Across these entries, count the lines holding the string "XVII"; the number is the whole answer.

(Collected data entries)
┌────────
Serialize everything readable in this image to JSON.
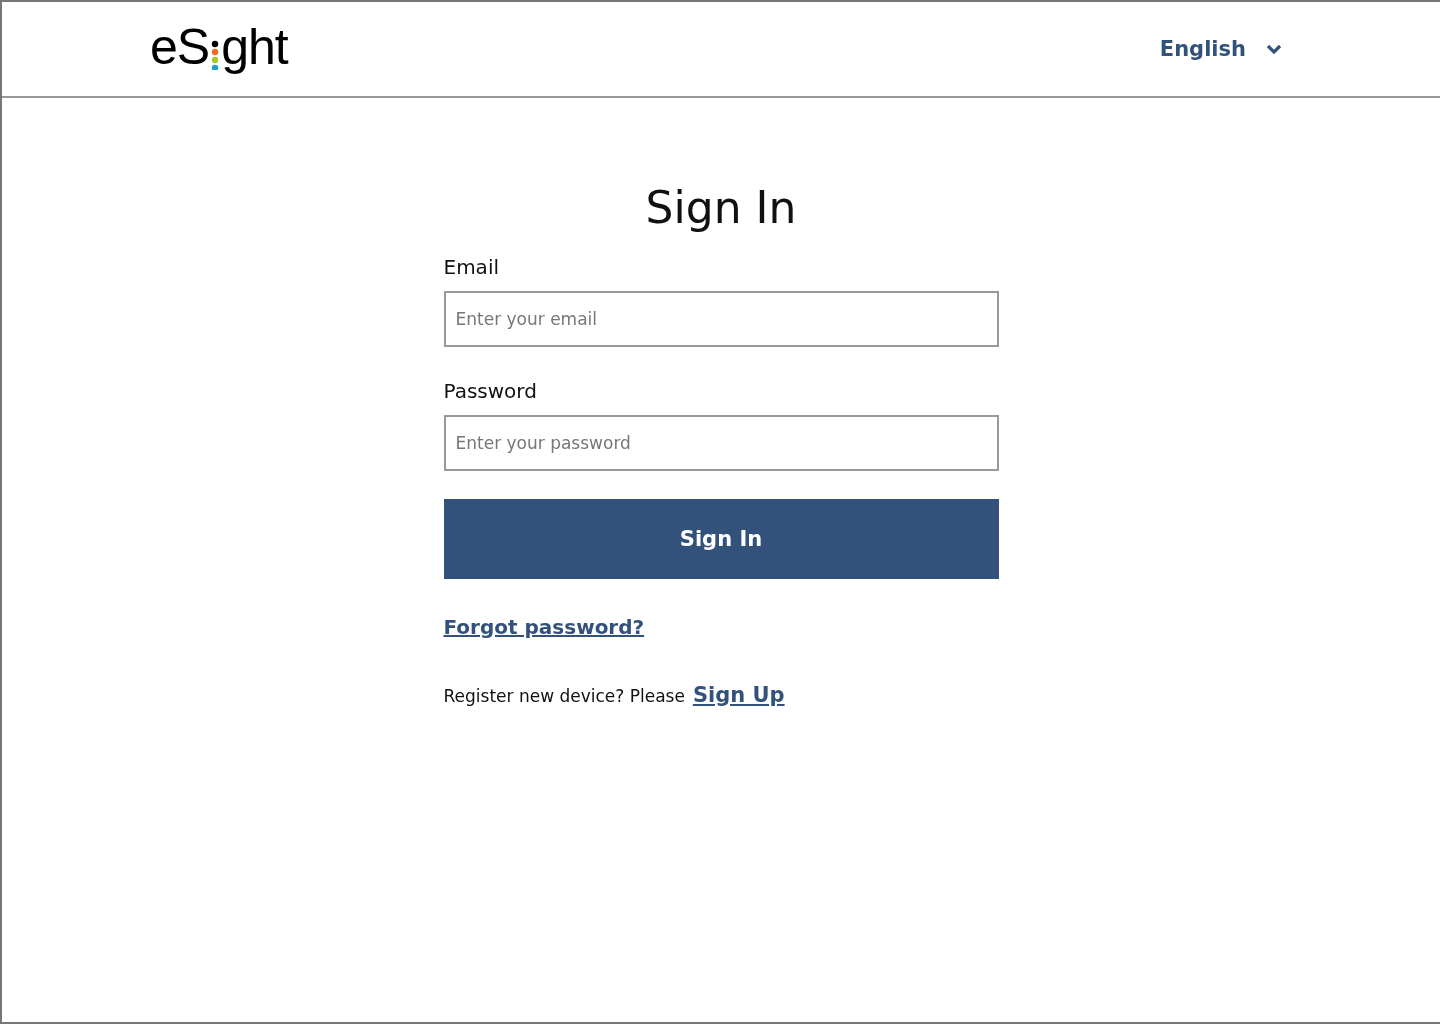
{
  "header": {
    "logo": {
      "start": "eS",
      "end": "ght"
    },
    "language": "English"
  },
  "form": {
    "title": "Sign In",
    "fields": [
      {
        "label": "Email",
        "placeholder": "Enter your email"
      },
      {
        "label": "Password",
        "placeholder": "Enter your password"
      }
    ],
    "submit": "Sign In",
    "forgot": "Forgot password?",
    "register": {
      "text": "Register new device? Please",
      "link": "Sign Up"
    }
  }
}
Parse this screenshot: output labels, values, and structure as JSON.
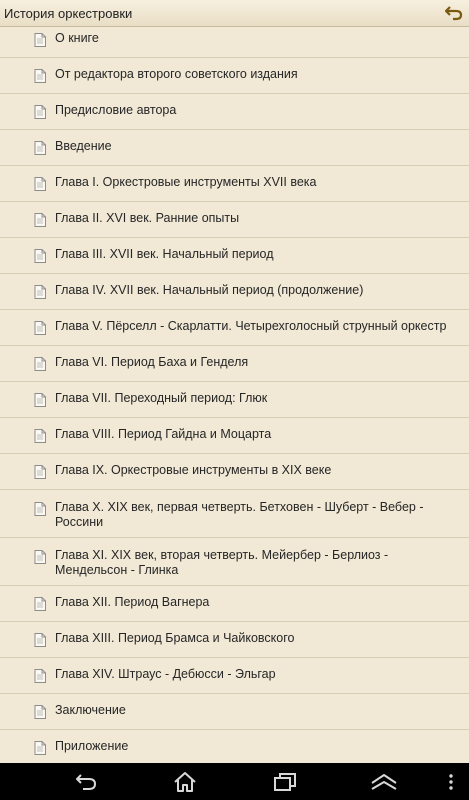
{
  "header": {
    "title": "История оркестровки",
    "back_icon": "back-arrow-icon"
  },
  "chapters": [
    {
      "label": "О книге"
    },
    {
      "label": "От редактора второго советского издания"
    },
    {
      "label": "Предисловие автора"
    },
    {
      "label": "Введение"
    },
    {
      "label": "Глава I. Оркестровые инструменты XVII века"
    },
    {
      "label": "Глава II. XVI век. Ранние опыты"
    },
    {
      "label": "Глава III. XVII век. Начальный период"
    },
    {
      "label": "Глава IV. XVII век. Начальный период (продолжение)"
    },
    {
      "label": "Глава V. Пёрселл - Скарлатти. Четырехголосный струнный оркестр"
    },
    {
      "label": "Глава VI. Период Баха и Генделя"
    },
    {
      "label": "Глава VII. Переходный период: Глюк"
    },
    {
      "label": "Глава VIII. Период Гайдна и Моцарта"
    },
    {
      "label": "Глава IX. Оркестровые инструменты в XIX веке"
    },
    {
      "label": "Глава X. XIX век, первая четверть. Бетховен - Шуберт - Вебер - Россини"
    },
    {
      "label": "Глава XI. XIX век, вторая четверть. Мейербер - Берлиоз - Мендельсон - Глинка"
    },
    {
      "label": "Глава XII. Период Вагнера"
    },
    {
      "label": "Глава XIII. Период Брамса и Чайковского"
    },
    {
      "label": "Глава XIV. Штраус - Дебюсси - Эльгар"
    },
    {
      "label": "Заключение"
    },
    {
      "label": "Приложение"
    }
  ],
  "navbar": {
    "icons": [
      "back-icon",
      "home-icon",
      "recent-apps-icon",
      "menu-up-icon",
      "more-options-icon"
    ]
  },
  "colors": {
    "background": "#f1e9d6",
    "divider": "#d9cdb3",
    "back_arrow": "#7a5a10",
    "navbar": "#000000"
  }
}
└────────
• _Answer_:
3